Based on the number of Mercyful Fate shirts in the crowd, once the band launched into the opening bar of “Evil” (Melissa, 1983) that nostalgic buzz spread.Fans were pleased to see that King’s second lead-guitarist Mike Wead also continues to pull double duty as part of the Mercyful Fate lineup. (Whether MF will come out of hiatus still remains a mystery).
“So you haven’t forgotten Mercyful Fate, eh?” “You want a little more?” King said, as the band unleashed the obvious crowd favorite “Come to the Sabbath.” (Don’t Break the Oath, 1984)

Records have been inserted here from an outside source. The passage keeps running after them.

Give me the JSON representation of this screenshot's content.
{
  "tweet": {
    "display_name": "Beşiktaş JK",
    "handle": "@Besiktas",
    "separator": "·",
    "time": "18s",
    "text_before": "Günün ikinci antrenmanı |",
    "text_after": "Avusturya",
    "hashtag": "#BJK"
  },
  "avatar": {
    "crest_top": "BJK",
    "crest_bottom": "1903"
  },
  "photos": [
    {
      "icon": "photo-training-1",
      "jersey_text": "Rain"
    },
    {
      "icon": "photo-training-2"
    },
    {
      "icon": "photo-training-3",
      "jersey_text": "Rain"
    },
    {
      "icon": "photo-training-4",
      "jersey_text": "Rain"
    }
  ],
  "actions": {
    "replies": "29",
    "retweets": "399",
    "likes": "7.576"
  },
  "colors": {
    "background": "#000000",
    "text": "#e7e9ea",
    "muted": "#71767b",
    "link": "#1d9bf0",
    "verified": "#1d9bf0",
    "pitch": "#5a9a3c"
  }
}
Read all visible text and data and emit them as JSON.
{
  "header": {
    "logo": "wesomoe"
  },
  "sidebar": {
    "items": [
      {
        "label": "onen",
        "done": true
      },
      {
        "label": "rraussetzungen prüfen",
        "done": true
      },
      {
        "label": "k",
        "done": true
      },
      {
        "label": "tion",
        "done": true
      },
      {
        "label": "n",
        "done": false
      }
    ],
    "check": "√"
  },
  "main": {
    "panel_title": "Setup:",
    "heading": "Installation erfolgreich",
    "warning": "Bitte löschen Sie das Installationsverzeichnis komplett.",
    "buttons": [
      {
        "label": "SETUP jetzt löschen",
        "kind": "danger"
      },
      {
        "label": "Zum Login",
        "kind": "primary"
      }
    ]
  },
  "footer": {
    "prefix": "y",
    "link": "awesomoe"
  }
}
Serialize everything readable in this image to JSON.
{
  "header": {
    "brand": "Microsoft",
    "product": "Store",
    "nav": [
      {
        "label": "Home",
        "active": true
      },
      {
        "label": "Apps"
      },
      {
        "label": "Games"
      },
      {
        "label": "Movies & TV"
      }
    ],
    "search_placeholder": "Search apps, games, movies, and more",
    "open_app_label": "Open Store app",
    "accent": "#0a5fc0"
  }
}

Following the band’s first encore which included the incinerating of Grandma, and chants of “Burn her! Burn her! Burn her!” came “Halloween” (Fatal Portrait, 1986).The show ended on a high note (forgive the pun) with two back-to-back favorites, “The Family Ghost” and “Black Horsemen” off of Abigail (1987).
“Thank you Austin!” King Diamond said in closing. “Thank you very much.”
In the ever-changing heavy metal music scene, King’s energy and showmanship proved his longevity is real and not one to take lightly.
Never Ending Hill
Let it Be Done (Interlude)
The Puppet Master
Tea/Digging Graves/A Visit From the Dead
Evil (Mercyful Fate)
Come to the Sabbath (Mercyful Fate)
Shapes of Black
At the Graves
Eye of the Witch
The Family Ghost